#### PROBLEM:
Copy out the records that follow, leaving every character as it is.

[Stored data]
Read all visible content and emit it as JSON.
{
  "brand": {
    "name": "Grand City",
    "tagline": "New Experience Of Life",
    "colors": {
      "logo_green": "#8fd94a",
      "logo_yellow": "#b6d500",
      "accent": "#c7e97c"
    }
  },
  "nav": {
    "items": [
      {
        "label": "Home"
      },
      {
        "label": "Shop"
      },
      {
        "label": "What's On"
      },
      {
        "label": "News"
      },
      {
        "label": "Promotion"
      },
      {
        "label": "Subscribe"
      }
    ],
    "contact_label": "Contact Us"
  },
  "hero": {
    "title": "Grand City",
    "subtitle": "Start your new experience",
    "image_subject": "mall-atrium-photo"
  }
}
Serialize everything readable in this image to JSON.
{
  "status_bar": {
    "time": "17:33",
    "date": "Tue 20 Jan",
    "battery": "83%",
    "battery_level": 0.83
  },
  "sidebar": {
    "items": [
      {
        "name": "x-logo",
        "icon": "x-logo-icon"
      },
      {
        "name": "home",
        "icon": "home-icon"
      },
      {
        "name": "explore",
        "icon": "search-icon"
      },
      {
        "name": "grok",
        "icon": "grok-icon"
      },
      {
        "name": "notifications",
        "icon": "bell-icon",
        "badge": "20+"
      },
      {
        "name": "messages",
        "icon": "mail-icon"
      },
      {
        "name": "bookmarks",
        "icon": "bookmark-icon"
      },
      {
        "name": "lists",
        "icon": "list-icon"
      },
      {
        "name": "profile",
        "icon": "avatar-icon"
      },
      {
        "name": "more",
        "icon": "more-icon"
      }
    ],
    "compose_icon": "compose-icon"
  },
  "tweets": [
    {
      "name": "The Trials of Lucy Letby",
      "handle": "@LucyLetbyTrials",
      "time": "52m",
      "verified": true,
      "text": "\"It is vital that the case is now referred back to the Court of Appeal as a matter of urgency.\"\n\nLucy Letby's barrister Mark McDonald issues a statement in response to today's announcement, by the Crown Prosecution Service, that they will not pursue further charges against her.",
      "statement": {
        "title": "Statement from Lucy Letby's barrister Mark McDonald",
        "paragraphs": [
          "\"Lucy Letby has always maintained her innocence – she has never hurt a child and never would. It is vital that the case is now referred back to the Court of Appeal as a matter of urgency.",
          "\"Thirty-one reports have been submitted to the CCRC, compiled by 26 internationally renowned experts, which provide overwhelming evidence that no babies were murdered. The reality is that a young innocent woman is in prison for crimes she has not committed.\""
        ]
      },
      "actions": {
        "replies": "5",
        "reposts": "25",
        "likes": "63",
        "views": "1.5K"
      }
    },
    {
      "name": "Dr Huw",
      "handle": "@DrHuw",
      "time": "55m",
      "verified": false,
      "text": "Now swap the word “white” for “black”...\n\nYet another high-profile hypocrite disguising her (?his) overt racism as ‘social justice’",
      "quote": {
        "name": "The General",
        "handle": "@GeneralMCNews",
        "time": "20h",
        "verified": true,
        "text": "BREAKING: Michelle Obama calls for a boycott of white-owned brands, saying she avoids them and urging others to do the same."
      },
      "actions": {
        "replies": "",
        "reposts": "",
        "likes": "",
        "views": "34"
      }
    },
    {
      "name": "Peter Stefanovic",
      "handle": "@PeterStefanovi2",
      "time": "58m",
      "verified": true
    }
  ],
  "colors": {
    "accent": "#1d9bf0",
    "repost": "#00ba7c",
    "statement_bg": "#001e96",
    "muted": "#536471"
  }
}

#### ANSWER TO THE PROBLEM:
Read all visible content and emit it as JSON.
{
  "brand": {
    "name": "Grand City",
    "tagline": "New Experience Of Life",
    "colors": {
      "logo_green": "#8fd94a",
      "logo_yellow": "#b6d500",
      "accent": "#c7e97c"
    }
  },
  "nav": {
    "items": [
      {
        "label": "Home"
      },
      {
        "label": "Shop"
      },
      {
        "label": "What's On"
      },
      {
        "label": "News"
      },
      {
        "label": "Promotion"
      },
      {
        "label": "Subscribe"
      }
    ],
    "contact_label": "Contact Us"
  },
  "hero": {
    "title": "Grand City",
    "subtitle": "Start your new experience",
    "image_subject": "mall-atrium-photo"
  }
}
Serialize everything readable in this image to JSON.
{
  "status_bar": {
    "time": "17:33",
    "date": "Tue 20 Jan",
    "battery": "83%",
    "battery_level": 0.83
  },
  "sidebar": {
    "items": [
      {
        "name": "x-logo",
        "icon": "x-logo-icon"
      },
      {
        "name": "home",
        "icon": "home-icon"
      },
      {
        "name": "explore",
        "icon": "search-icon"
      },
      {
        "name": "grok",
        "icon": "grok-icon"
      },
      {
        "name": "notifications",
        "icon": "bell-icon",
        "badge": "20+"
      },
      {
        "name": "messages",
        "icon": "mail-icon"
      },
      {
        "name": "bookmarks",
        "icon": "bookmark-icon"
      },
      {
        "name": "lists",
        "icon": "list-icon"
      },
      {
        "name": "profile",
        "icon": "avatar-icon"
      },
      {
        "name": "more",
        "icon": "more-icon"
      }
    ],
    "compose_icon": "compose-icon"
  },
  "tweets": [
    {
      "name": "The Trials of Lucy Letby",
      "handle": "@LucyLetbyTrials",
      "time": "52m",
      "verified": true,
      "text": "\"It is vital that the case is now referred back to the Court of Appeal as a matter of urgency.\"\n\nLucy Letby's barrister Mark McDonald issues a statement in response to today's announcement, by the Crown Prosecution Service, that they will not pursue further charges against her.",
      "statement": {
        "title": "Statement from Lucy Letby's barrister Mark McDonald",
        "paragraphs": [
          "\"Lucy Letby has always maintained her innocence – she has never hurt a child and never would. It is vital that the case is now referred back to the Court of Appeal as a matter of urgency.",
          "\"Thirty-one reports have been submitted to the CCRC, compiled by 26 internationally renowned experts, which provide overwhelming evidence that no babies were murdered. The reality is that a young innocent woman is in prison for crimes she has not committed.\""
        ]
      },
      "actions": {
        "replies": "5",
        "reposts": "25",
        "likes": "63",
        "views": "1.5K"
      }
    },
    {
      "name": "Dr Huw",
      "handle": "@DrHuw",
      "time": "55m",
      "verified": false,
      "text": "Now swap the word “white” for “black”...\n\nYet another high-profile hypocrite disguising her (?his) overt racism as ‘social justice’",
      "quote": {
        "name": "The General",
        "handle": "@GeneralMCNews",
        "time": "20h",
        "verified": true,
        "text": "BREAKING: Michelle Obama calls for a boycott of white-owned brands, saying she avoids them and urging others to do the same."
      },
      "actions": {
        "replies": "",
        "reposts": "",
        "likes": "",
        "views": "34"
      }
    },
    {
      "name": "Peter Stefanovic",
      "handle": "@PeterStefanovi2",
      "time": "58m",
      "verified": true
    }
  ],
  "colors": {
    "accent": "#1d9bf0",
    "repost": "#00ba7c",
    "statement_bg": "#001e96",
    "muted": "#536471"
  }
}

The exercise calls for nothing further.